We all know both prosperity and adversity. It is the human condition! We are more likely to question God in times of adversity. Seldom, if ever, do we ask God why something good happens. It’s almost always when trials come. 18 prosperityActually, in 30+ years in Christian ministry, few and far between have been the times when people have asked why God allowed such and such prosperity to come their way. On the other hand, hundreds of times I’ve been asked why God would allow such and such adversity to strike. Solomon gives us perspective on the issue in Ecclesiastes 7:14. He writes, “In the day of prosperity be joyful, and in the day of adversity consider: God has made the one as well as the other, so that man may not find out anything that will be after him.”

Job, of course, taught us the correct perspective also when he acknowledged in his time of trial that it is the Lord who gives and it is the Lord who takes away. When his wife suggested that he simply curse God and die, Job rebuked her asking if it’s right to accept good from God and not bad. Solomon tells us to rejoice in times of good fortune but not in times of adversity. We are to “consider” during times of adversity. What do we consider? God is sovereign over them both. Wiersbe says, “God balances our lives by giving us enough blessings to keep us happy and enough burdens to keep us humble. If all we had were blessings in our hands, we would fall right over, so the Lord balances the blessings in our hands with burdens on our backs. That helps to keep us steady, and as we yield to Him, He can even turn the burdens into blessings.”

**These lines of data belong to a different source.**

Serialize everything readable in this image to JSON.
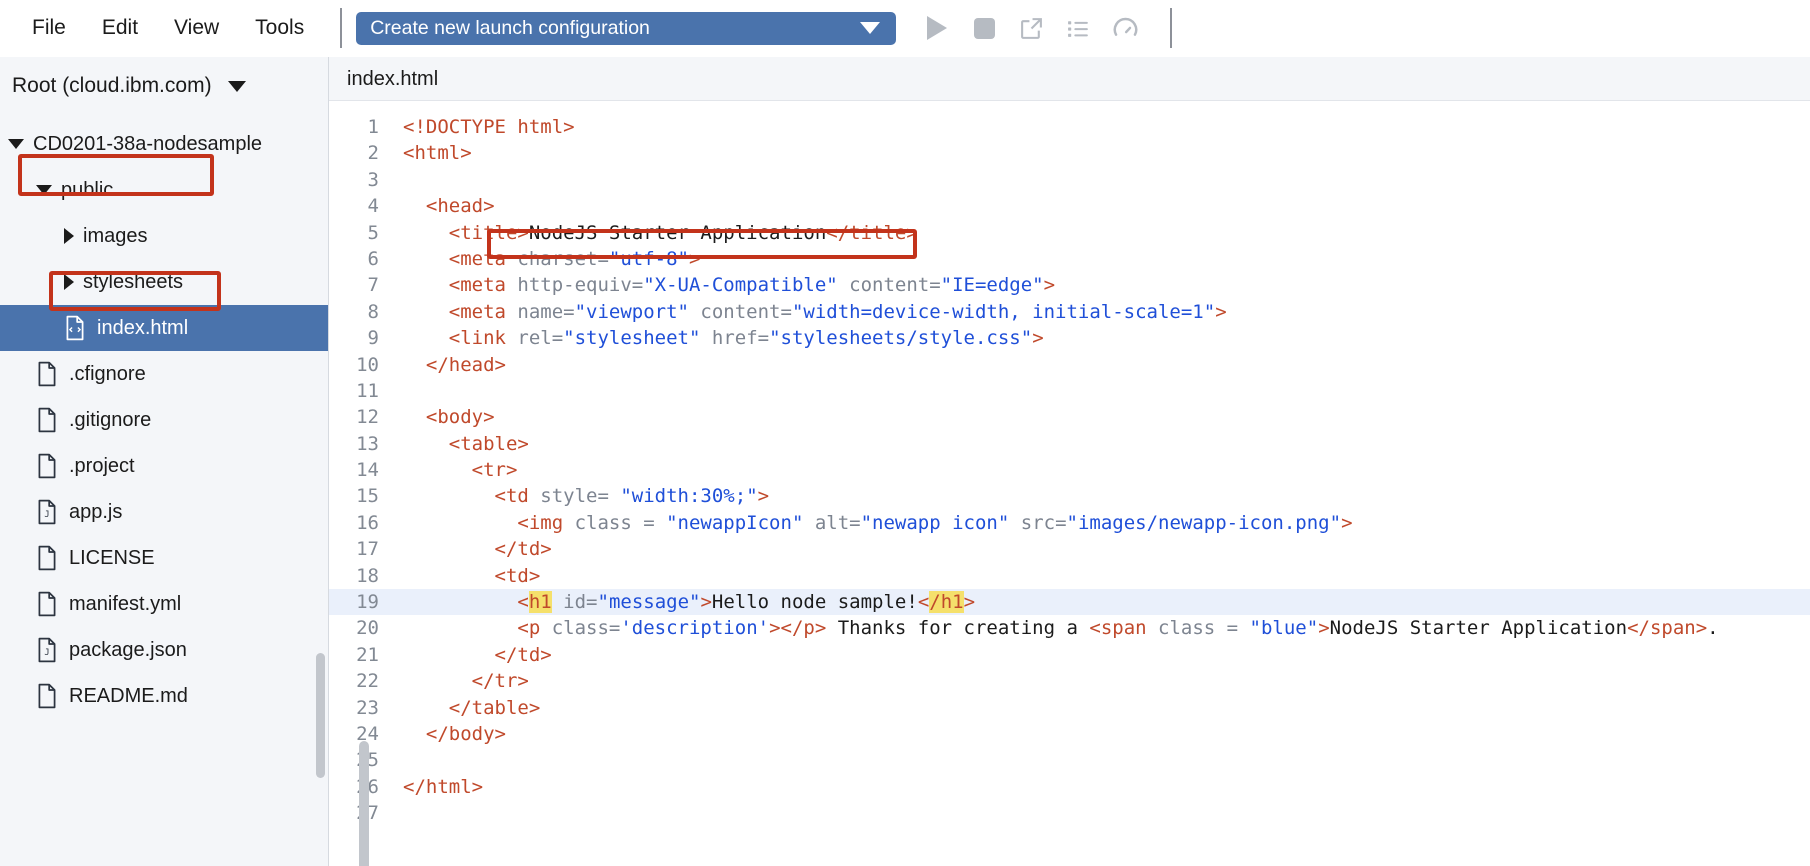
{
  "toolbar": {
    "menus": [
      {
        "label": "File",
        "name": "menu-file"
      },
      {
        "label": "Edit",
        "name": "menu-edit"
      },
      {
        "label": "View",
        "name": "menu-view"
      },
      {
        "label": "Tools",
        "name": "menu-tools"
      }
    ],
    "launch_config": {
      "value": "Create new launch configuration",
      "icon": "chevron-down-icon"
    },
    "buttons": [
      {
        "name": "run-button",
        "icon": "play-icon",
        "label": "Run"
      },
      {
        "name": "stop-button",
        "icon": "stop-icon",
        "label": "Stop"
      },
      {
        "name": "open-external-button",
        "icon": "external-link-icon",
        "label": "Open in new window"
      },
      {
        "name": "output-list-button",
        "icon": "list-icon",
        "label": "Output"
      },
      {
        "name": "gauge-button",
        "icon": "gauge-icon",
        "label": "Status"
      }
    ]
  },
  "sidebar": {
    "root_label": "Root (cloud.ibm.com)",
    "root_caret": "chevron-down-icon",
    "tree": [
      {
        "label": "CD0201-38a-nodesample",
        "indent": 0,
        "twisty": "open",
        "icon": "none",
        "selected": false,
        "highlighted": false
      },
      {
        "label": "public",
        "indent": 1,
        "twisty": "open",
        "icon": "none",
        "selected": false,
        "highlighted": true
      },
      {
        "label": "images",
        "indent": 2,
        "twisty": "closed",
        "icon": "none",
        "selected": false,
        "highlighted": false
      },
      {
        "label": "stylesheets",
        "indent": 2,
        "twisty": "closed",
        "icon": "none",
        "selected": false,
        "highlighted": false
      },
      {
        "label": "index.html",
        "indent": 2,
        "twisty": "none",
        "icon": "code-file-icon",
        "selected": true,
        "highlighted": true
      },
      {
        "label": ".cfignore",
        "indent": 1,
        "twisty": "none",
        "icon": "file-icon",
        "selected": false,
        "highlighted": false
      },
      {
        "label": ".gitignore",
        "indent": 1,
        "twisty": "none",
        "icon": "file-icon",
        "selected": false,
        "highlighted": false
      },
      {
        "label": ".project",
        "indent": 1,
        "twisty": "none",
        "icon": "file-icon",
        "selected": false,
        "highlighted": false
      },
      {
        "label": "app.js",
        "indent": 1,
        "twisty": "none",
        "icon": "js-file-icon",
        "selected": false,
        "highlighted": false
      },
      {
        "label": "LICENSE",
        "indent": 1,
        "twisty": "none",
        "icon": "file-icon",
        "selected": false,
        "highlighted": false
      },
      {
        "label": "manifest.yml",
        "indent": 1,
        "twisty": "none",
        "icon": "file-icon",
        "selected": false,
        "highlighted": false
      },
      {
        "label": "package.json",
        "indent": 1,
        "twisty": "none",
        "icon": "json-file-icon",
        "selected": false,
        "highlighted": false
      },
      {
        "label": "README.md",
        "indent": 1,
        "twisty": "none",
        "icon": "file-icon",
        "selected": false,
        "highlighted": false
      }
    ]
  },
  "editor": {
    "tab_label": "index.html",
    "highlighted_line": 19,
    "lines": [
      {
        "n": 1,
        "tokens": [
          {
            "t": "tag",
            "s": "<!DOCTYPE html>"
          }
        ]
      },
      {
        "n": 2,
        "tokens": [
          {
            "t": "tag",
            "s": "<html>"
          }
        ]
      },
      {
        "n": 3,
        "tokens": []
      },
      {
        "n": 4,
        "tokens": [
          {
            "t": "tag",
            "s": "  <head>"
          }
        ]
      },
      {
        "n": 5,
        "tokens": [
          {
            "t": "tag",
            "s": "    <title>"
          },
          {
            "t": "txt",
            "s": "NodeJS Starter Application"
          },
          {
            "t": "tag",
            "s": "</title>"
          }
        ]
      },
      {
        "n": 6,
        "tokens": [
          {
            "t": "tag",
            "s": "    <meta "
          },
          {
            "t": "attr",
            "s": "charset="
          },
          {
            "t": "val",
            "s": "\"utf-8\""
          },
          {
            "t": "tag",
            "s": ">"
          }
        ]
      },
      {
        "n": 7,
        "tokens": [
          {
            "t": "tag",
            "s": "    <meta "
          },
          {
            "t": "attr",
            "s": "http-equiv="
          },
          {
            "t": "val",
            "s": "\"X-UA-Compatible\""
          },
          {
            "t": "attr",
            "s": " content="
          },
          {
            "t": "val",
            "s": "\"IE=edge\""
          },
          {
            "t": "tag",
            "s": ">"
          }
        ]
      },
      {
        "n": 8,
        "tokens": [
          {
            "t": "tag",
            "s": "    <meta "
          },
          {
            "t": "attr",
            "s": "name="
          },
          {
            "t": "val",
            "s": "\"viewport\""
          },
          {
            "t": "attr",
            "s": " content="
          },
          {
            "t": "val",
            "s": "\"width=device-width, initial-scale=1\""
          },
          {
            "t": "tag",
            "s": ">"
          }
        ]
      },
      {
        "n": 9,
        "tokens": [
          {
            "t": "tag",
            "s": "    <link "
          },
          {
            "t": "attr",
            "s": "rel="
          },
          {
            "t": "val",
            "s": "\"stylesheet\""
          },
          {
            "t": "attr",
            "s": " href="
          },
          {
            "t": "val",
            "s": "\"stylesheets/style.css\""
          },
          {
            "t": "tag",
            "s": ">"
          }
        ]
      },
      {
        "n": 10,
        "tokens": [
          {
            "t": "tag",
            "s": "  </head>"
          }
        ]
      },
      {
        "n": 11,
        "tokens": []
      },
      {
        "n": 12,
        "tokens": [
          {
            "t": "tag",
            "s": "  <body>"
          }
        ]
      },
      {
        "n": 13,
        "tokens": [
          {
            "t": "tag",
            "s": "    <table>"
          }
        ]
      },
      {
        "n": 14,
        "tokens": [
          {
            "t": "tag",
            "s": "      <tr>"
          }
        ]
      },
      {
        "n": 15,
        "tokens": [
          {
            "t": "tag",
            "s": "        <td "
          },
          {
            "t": "attr",
            "s": "style= "
          },
          {
            "t": "val",
            "s": "\"width:30%;\""
          },
          {
            "t": "tag",
            "s": ">"
          }
        ]
      },
      {
        "n": 16,
        "tokens": [
          {
            "t": "tag",
            "s": "          <img "
          },
          {
            "t": "attr",
            "s": "class = "
          },
          {
            "t": "val",
            "s": "\"newappIcon\""
          },
          {
            "t": "attr",
            "s": " alt="
          },
          {
            "t": "val",
            "s": "\"newapp icon\""
          },
          {
            "t": "attr",
            "s": " src="
          },
          {
            "t": "val",
            "s": "\"images/newapp-icon.png\""
          },
          {
            "t": "tag",
            "s": ">"
          }
        ]
      },
      {
        "n": 17,
        "tokens": [
          {
            "t": "tag",
            "s": "        </td>"
          }
        ]
      },
      {
        "n": 18,
        "tokens": [
          {
            "t": "tag",
            "s": "        <td>"
          }
        ]
      },
      {
        "n": 19,
        "tokens": [
          {
            "t": "tag",
            "s": "          <"
          },
          {
            "t": "mark",
            "s": "h1"
          },
          {
            "t": "attr",
            "s": " id="
          },
          {
            "t": "val",
            "s": "\"message\""
          },
          {
            "t": "tag",
            "s": ">"
          },
          {
            "t": "txt",
            "s": "Hello node sample!"
          },
          {
            "t": "tag",
            "s": "<"
          },
          {
            "t": "mark",
            "s": "/h1"
          },
          {
            "t": "tag",
            "s": ">"
          }
        ]
      },
      {
        "n": 20,
        "tokens": [
          {
            "t": "tag",
            "s": "          <p "
          },
          {
            "t": "attr",
            "s": "class="
          },
          {
            "t": "val",
            "s": "'description'"
          },
          {
            "t": "tag",
            "s": "></p>"
          },
          {
            "t": "txt",
            "s": " Thanks for creating a "
          },
          {
            "t": "tag",
            "s": "<span "
          },
          {
            "t": "attr",
            "s": "class = "
          },
          {
            "t": "val",
            "s": "\"blue\""
          },
          {
            "t": "tag",
            "s": ">"
          },
          {
            "t": "txt",
            "s": "NodeJS Starter Application"
          },
          {
            "t": "tag",
            "s": "</span>"
          },
          {
            "t": "txt",
            "s": "."
          }
        ]
      },
      {
        "n": 21,
        "tokens": [
          {
            "t": "tag",
            "s": "        </td>"
          }
        ]
      },
      {
        "n": 22,
        "tokens": [
          {
            "t": "tag",
            "s": "      </tr>"
          }
        ]
      },
      {
        "n": 23,
        "tokens": [
          {
            "t": "tag",
            "s": "    </table>"
          }
        ]
      },
      {
        "n": 24,
        "tokens": [
          {
            "t": "tag",
            "s": "  </body>"
          }
        ]
      },
      {
        "n": 25,
        "tokens": []
      },
      {
        "n": 26,
        "tokens": [
          {
            "t": "tag",
            "s": "</html>"
          }
        ]
      },
      {
        "n": 27,
        "tokens": []
      }
    ]
  },
  "colors": {
    "accent_blue": "#4a73ac",
    "annotation_red": "#c3331b",
    "tag_orange": "#c0492b",
    "value_blue": "#1f4fd8",
    "attr_gray": "#7d8490",
    "sidebar_bg": "#f4f6f9",
    "tag_match_yellow": "#f5e06b"
  }
}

We’re reminded in the Bible not to boast about tomorrow because we have no idea what tomorrow may bring. It is this reality that keeps us humble. Don’t forget that it’s the fear of the Lord that is the beginning of wisdom. The phrase in Ecclesiastes 7:14 tells us that God hides the future from us. We must learn to walk by faith not by sight. That’s exactly what 2 Corinthians 5:7 says. God revealed Himself to us in Christ. In Christ we see God’s love for us. In Christ we also see God’s promises for an eternal future, beyond our lives under the sun. We may not know what tomorrow will bring, but we do know who holds tomorrow. It is all a matter of faith. Am I going to trust God in the good times as well as the bad times? One writer put it this way, “We cannot have a meaningful relationship with Him if we are not willing to trust Him. That choice to trust is what the Bible calls faith. That faith is a lot like a muscle—it develops with use, and deteriorates without it.” Adversity is like weight lifting. It helps build a stronger faith.